[[ Data to process, beginning ]]

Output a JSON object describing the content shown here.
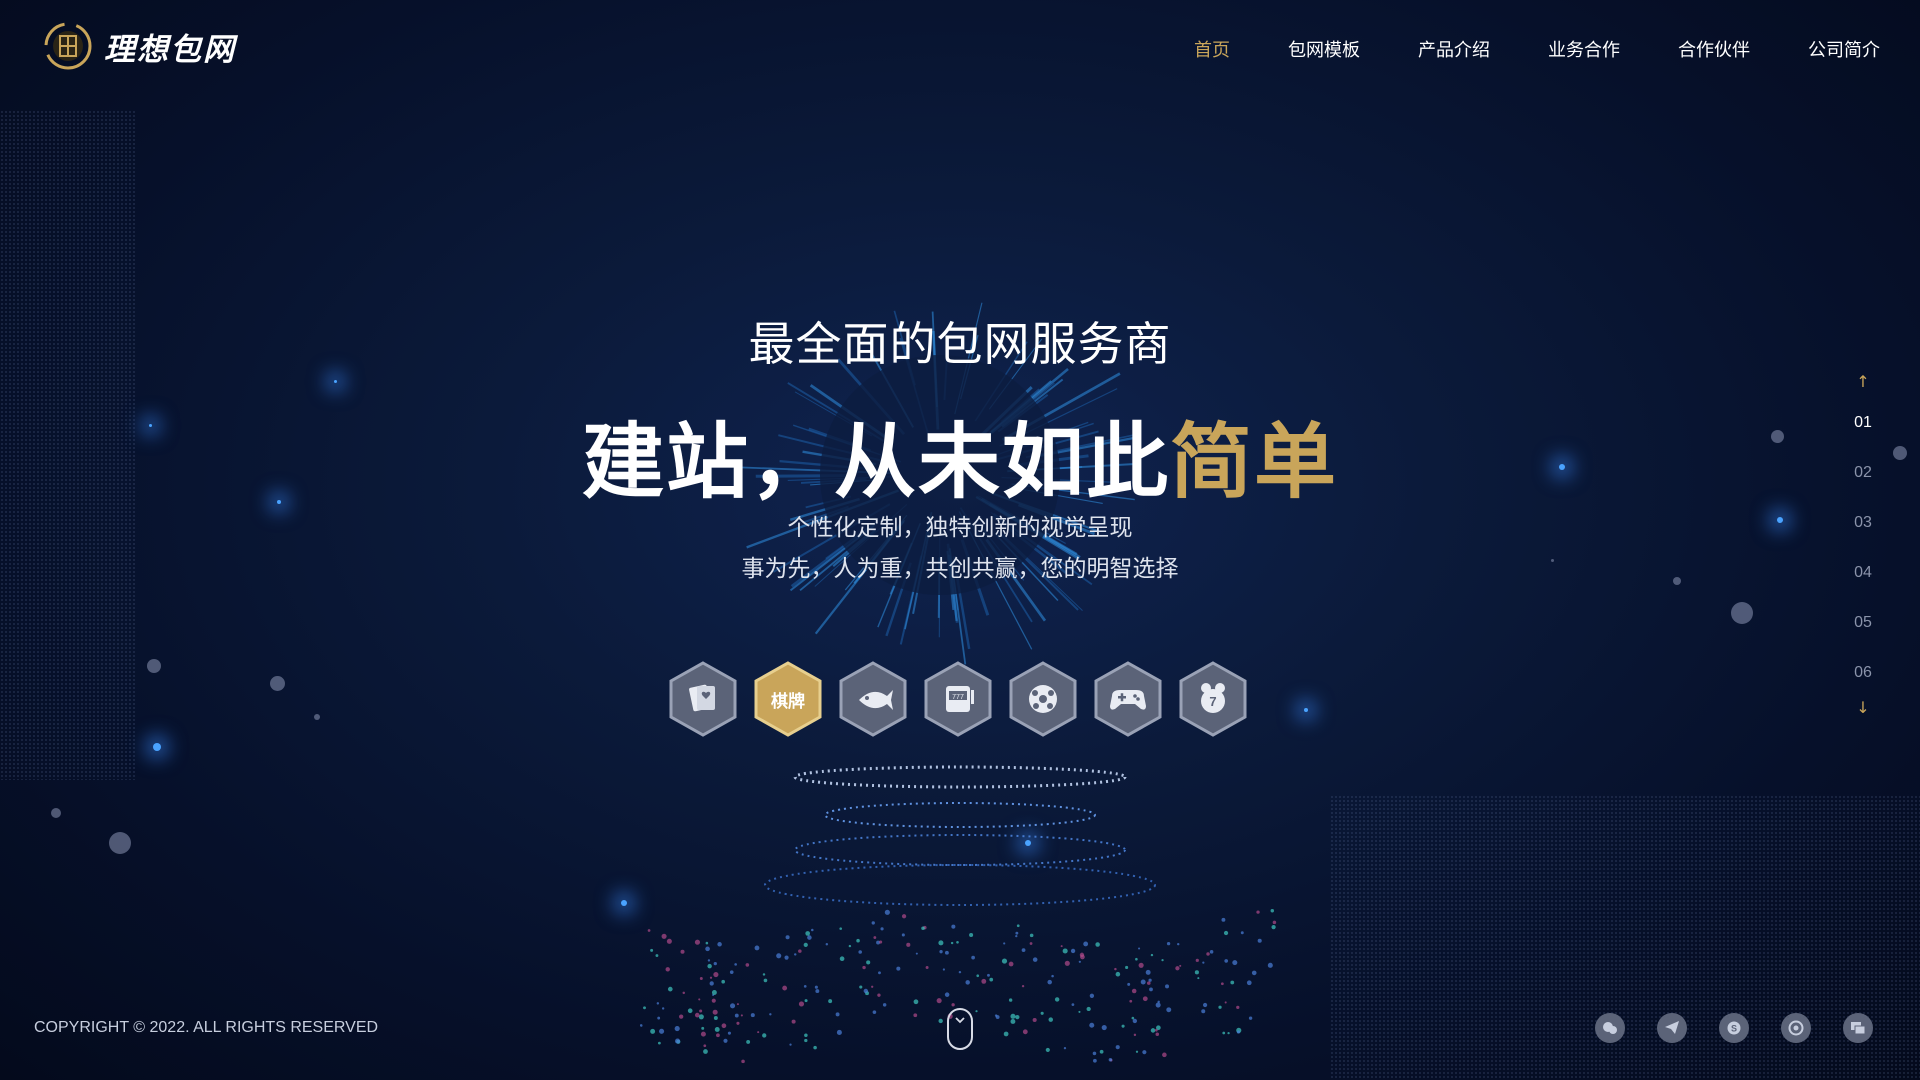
{
  "brand": {
    "name": "理想包网",
    "logo_mark": "logo-mark"
  },
  "nav": {
    "items": [
      {
        "label": "首页",
        "active": true
      },
      {
        "label": "包网模板",
        "active": false
      },
      {
        "label": "产品介绍",
        "active": false
      },
      {
        "label": "业务合作",
        "active": false
      },
      {
        "label": "合作伙伴",
        "active": false
      },
      {
        "label": "公司简介",
        "active": false
      }
    ]
  },
  "hero": {
    "subtitle": "最全面的包网服务商",
    "title_main": "建站，从未如此",
    "title_accent": "简单",
    "line1": "个性化定制，独特创新的视觉呈现",
    "line2": "事为先，人为重，共创共赢，您的明智选择"
  },
  "categories": [
    {
      "icon": "cards-icon",
      "label": "",
      "active": false
    },
    {
      "icon": "chess-card-icon",
      "label": "棋牌",
      "active": true
    },
    {
      "icon": "fish-icon",
      "label": "",
      "active": false
    },
    {
      "icon": "slot-machine-icon",
      "label": "",
      "active": false
    },
    {
      "icon": "soccer-ball-icon",
      "label": "",
      "active": false
    },
    {
      "icon": "gamepad-icon",
      "label": "",
      "active": false
    },
    {
      "icon": "lottery-ball-icon",
      "label": "",
      "active": false
    }
  ],
  "pager": {
    "up_icon": "arrow-up-icon",
    "down_icon": "arrow-down-icon",
    "pages": [
      "01",
      "02",
      "03",
      "04",
      "05",
      "06"
    ],
    "active_index": 0
  },
  "footer": {
    "copyright": "COPYRIGHT © 2022. ALL RIGHTS RESERVED",
    "scroll_icon": "mouse-scroll-icon",
    "socials": [
      "wechat-icon",
      "telegram-icon",
      "skype-icon",
      "whatsapp-icon",
      "chat-icon"
    ]
  },
  "colors": {
    "accent": "#c9a55a",
    "background": "#0b1a3a",
    "social_bg": "#5b6378"
  }
}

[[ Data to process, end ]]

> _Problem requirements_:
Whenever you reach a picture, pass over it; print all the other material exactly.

> _Exercise result_:
Output a JSON object describing the content shown here.
{
  "brand": {
    "name": "理想包网",
    "logo_mark": "logo-mark"
  },
  "nav": {
    "items": [
      {
        "label": "首页",
        "active": true
      },
      {
        "label": "包网模板",
        "active": false
      },
      {
        "label": "产品介绍",
        "active": false
      },
      {
        "label": "业务合作",
        "active": false
      },
      {
        "label": "合作伙伴",
        "active": false
      },
      {
        "label": "公司简介",
        "active": false
      }
    ]
  },
  "hero": {
    "subtitle": "最全面的包网服务商",
    "title_main": "建站，从未如此",
    "title_accent": "简单",
    "line1": "个性化定制，独特创新的视觉呈现",
    "line2": "事为先，人为重，共创共赢，您的明智选择"
  },
  "categories": [
    {
      "icon": "cards-icon",
      "label": "",
      "active": false
    },
    {
      "icon": "chess-card-icon",
      "label": "棋牌",
      "active": true
    },
    {
      "icon": "fish-icon",
      "label": "",
      "active": false
    },
    {
      "icon": "slot-machine-icon",
      "label": "",
      "active": false
    },
    {
      "icon": "soccer-ball-icon",
      "label": "",
      "active": false
    },
    {
      "icon": "gamepad-icon",
      "label": "",
      "active": false
    },
    {
      "icon": "lottery-ball-icon",
      "label": "",
      "active": false
    }
  ],
  "pager": {
    "up_icon": "arrow-up-icon",
    "down_icon": "arrow-down-icon",
    "pages": [
      "01",
      "02",
      "03",
      "04",
      "05",
      "06"
    ],
    "active_index": 0
  },
  "footer": {
    "copyright": "COPYRIGHT © 2022. ALL RIGHTS RESERVED",
    "scroll_icon": "mouse-scroll-icon",
    "socials": [
      "wechat-icon",
      "telegram-icon",
      "skype-icon",
      "whatsapp-icon",
      "chat-icon"
    ]
  },
  "colors": {
    "accent": "#c9a55a",
    "background": "#0b1a3a",
    "social_bg": "#5b6378"
  }
}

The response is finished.